In an interview published Thursday, Cardinal Pietro Parolin said that for the Vatican, the new year will be marked by its attention to the lives of young people ahead of the 2018 Synod of Bishops.
“This year – the year 2018 – will be characterized by a special concentration of the Church’s attention at all levels on the young, then on their expectations, their aspirations, the challenges they face and also on the hopes that they bring with them, as on their weaknesses and fears.”
This approach searches “for a new relationship between the Church and young people, based on a paradigm of responsibility exempt from any paternalism,” said Secretary of State Cardinal Pietro Parolin, in a new interview with Vatican News (formerly called Vatican Radio).
Published Jan. 11, the interview covered the topic of the upcoming Synod of Bishops on Youth, Vocation and Discernment, which will take place in October 2018, as well as the World Meeting of Families in August, Amoris laetitia, reform of the Curia, and the Pope’s imminent trip to Chile and Peru.

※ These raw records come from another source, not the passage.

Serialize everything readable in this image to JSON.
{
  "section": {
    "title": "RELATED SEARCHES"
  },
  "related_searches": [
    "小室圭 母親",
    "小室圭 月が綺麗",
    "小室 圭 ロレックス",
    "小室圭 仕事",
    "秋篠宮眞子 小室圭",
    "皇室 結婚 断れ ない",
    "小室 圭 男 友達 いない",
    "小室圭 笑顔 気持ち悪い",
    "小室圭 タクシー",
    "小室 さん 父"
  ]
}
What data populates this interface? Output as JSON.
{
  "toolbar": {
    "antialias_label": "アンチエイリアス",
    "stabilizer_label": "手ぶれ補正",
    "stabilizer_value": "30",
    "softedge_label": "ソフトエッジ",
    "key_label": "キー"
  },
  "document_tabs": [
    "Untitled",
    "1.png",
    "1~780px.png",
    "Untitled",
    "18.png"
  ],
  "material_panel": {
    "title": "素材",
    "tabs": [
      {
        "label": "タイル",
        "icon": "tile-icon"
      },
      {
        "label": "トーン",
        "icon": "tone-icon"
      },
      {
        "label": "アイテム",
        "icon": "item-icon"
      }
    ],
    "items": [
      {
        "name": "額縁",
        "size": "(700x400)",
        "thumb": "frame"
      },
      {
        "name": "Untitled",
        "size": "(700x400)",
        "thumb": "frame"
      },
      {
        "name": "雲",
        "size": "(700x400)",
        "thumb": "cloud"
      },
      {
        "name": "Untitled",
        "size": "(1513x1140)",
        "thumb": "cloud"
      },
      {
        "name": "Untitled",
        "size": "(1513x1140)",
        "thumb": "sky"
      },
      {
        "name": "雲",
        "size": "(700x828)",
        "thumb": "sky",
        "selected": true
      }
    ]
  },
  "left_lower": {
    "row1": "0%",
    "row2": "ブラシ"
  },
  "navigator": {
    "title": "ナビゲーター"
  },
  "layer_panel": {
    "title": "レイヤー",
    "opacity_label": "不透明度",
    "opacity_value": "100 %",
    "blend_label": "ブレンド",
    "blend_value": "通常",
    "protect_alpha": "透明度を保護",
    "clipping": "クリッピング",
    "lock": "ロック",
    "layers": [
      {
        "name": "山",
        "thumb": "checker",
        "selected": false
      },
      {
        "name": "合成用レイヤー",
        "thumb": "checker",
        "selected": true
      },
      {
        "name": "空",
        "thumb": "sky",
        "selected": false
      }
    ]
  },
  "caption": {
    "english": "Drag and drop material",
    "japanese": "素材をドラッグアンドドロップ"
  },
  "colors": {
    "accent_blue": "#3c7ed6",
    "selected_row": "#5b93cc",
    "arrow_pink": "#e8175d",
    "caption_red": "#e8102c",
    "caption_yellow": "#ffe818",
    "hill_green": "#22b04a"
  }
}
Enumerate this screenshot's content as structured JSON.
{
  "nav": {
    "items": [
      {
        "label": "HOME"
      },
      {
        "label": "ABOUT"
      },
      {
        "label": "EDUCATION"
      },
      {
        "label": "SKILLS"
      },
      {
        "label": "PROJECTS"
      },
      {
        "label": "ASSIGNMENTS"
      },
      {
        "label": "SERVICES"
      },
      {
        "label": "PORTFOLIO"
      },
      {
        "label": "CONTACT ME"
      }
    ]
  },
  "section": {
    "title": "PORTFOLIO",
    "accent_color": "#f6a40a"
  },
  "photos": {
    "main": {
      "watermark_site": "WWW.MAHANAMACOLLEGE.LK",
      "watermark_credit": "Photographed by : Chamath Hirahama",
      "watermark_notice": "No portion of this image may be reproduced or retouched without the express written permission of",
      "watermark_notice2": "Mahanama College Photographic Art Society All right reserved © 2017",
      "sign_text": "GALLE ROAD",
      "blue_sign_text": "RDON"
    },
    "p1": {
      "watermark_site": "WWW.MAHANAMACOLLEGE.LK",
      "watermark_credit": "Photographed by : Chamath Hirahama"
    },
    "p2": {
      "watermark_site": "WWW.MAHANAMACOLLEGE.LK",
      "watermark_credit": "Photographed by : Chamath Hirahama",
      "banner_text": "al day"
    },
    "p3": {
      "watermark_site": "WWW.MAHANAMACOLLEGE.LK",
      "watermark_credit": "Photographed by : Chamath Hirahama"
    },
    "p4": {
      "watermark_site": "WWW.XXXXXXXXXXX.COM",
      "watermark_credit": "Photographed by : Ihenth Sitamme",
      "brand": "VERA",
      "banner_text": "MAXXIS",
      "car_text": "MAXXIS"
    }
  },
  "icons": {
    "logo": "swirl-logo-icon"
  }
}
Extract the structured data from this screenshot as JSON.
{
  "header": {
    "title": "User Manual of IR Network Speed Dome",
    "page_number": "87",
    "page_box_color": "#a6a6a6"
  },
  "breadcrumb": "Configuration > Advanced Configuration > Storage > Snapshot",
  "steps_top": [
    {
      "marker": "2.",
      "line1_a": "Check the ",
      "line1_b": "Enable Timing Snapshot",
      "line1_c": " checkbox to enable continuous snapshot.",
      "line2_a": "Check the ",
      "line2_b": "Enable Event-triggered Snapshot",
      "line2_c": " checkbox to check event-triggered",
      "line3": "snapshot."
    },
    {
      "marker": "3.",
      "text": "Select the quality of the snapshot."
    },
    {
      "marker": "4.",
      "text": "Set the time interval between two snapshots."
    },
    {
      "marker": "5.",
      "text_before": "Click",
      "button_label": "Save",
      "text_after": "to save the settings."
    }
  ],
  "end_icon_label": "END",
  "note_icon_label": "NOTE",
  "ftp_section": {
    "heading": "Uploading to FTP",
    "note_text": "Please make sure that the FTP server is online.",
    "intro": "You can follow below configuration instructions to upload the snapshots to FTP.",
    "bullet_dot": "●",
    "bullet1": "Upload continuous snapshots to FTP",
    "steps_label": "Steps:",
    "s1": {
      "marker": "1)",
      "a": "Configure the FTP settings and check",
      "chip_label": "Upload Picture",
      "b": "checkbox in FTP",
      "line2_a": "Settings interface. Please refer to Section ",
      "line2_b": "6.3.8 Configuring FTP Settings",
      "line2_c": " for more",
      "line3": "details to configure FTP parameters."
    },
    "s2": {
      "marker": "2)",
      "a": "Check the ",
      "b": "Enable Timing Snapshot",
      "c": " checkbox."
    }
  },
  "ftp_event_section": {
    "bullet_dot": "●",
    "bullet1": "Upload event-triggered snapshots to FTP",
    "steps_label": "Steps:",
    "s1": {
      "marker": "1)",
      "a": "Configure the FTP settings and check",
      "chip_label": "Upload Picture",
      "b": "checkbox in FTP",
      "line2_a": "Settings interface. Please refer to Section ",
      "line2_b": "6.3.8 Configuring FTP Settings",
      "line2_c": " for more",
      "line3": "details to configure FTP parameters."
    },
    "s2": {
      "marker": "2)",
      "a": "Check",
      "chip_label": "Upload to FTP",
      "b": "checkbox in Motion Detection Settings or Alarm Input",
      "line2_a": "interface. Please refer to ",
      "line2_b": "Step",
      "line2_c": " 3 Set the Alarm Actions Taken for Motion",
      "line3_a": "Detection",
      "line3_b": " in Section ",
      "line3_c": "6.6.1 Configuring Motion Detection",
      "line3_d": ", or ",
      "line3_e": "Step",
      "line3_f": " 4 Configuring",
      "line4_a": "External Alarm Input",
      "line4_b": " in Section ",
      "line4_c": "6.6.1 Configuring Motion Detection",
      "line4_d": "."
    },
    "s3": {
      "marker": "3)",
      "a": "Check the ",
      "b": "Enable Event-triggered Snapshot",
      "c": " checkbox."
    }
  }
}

About the Synod on Youth, Parolin noted the Church’s strong desire to enter into a dialogue with young people that goes both ways.
He referred to the famous line by John F. Kennedy that says, “Ask not what your country can do for you – ask what you can do for your country,” explaining that they want to not only help youth, but invite them to contribute to the Church and to the evangelization of the Gospel.
“I believe that at this invitation young people will be able to respond with their generosity and also with their enthusiasm,” he said.
About the Pope’s immanent trip to Chile and Peru, which begins Jan. 15, Parolin said that, as usual, Francis goes as a pastor to meet the local church, which in the two countries is particularly vibrant.
On the other hand, Chile and Peru also face many challenges, one of which is the difficulties experienced by the indigenous people of the Amazon, one of the reasons Francis has called for a Synod on the Pan-Amazon area to take place in 2019.
Another event happening this year is the World Meeting of Families in Dublin, which Parolin said he believes will be an important stage “of reflection… of deepening” in the discussions surrounding the controversial encyclical.
The document arose, according to Parolin, from a “new paradigm,” one that Pope Francis is carrying out with “wisdom, with prudence and also with patience,” and which calls for a new attitude, spirit and approach.
Amoris laetitia is the Church’s “embrace” of the family and its problems, especially those encountered in the world today. It is also “a request to help families to collaborate and contribute to the growth of the Church,” he said.
The cardinal also spoke about the Pope’s reform of the Roman Curia, which he emphasized is less about the structural reform through new laws, regulations, etc., but conversion.
“So, to ensure that the Curia – ever more and always better, taking away even those shadows that can hinder this commitment and this mission – can really become an aid to the Pope to proclaim the Gospel, to witness the Gospel, to evangelize the world of today,” he said.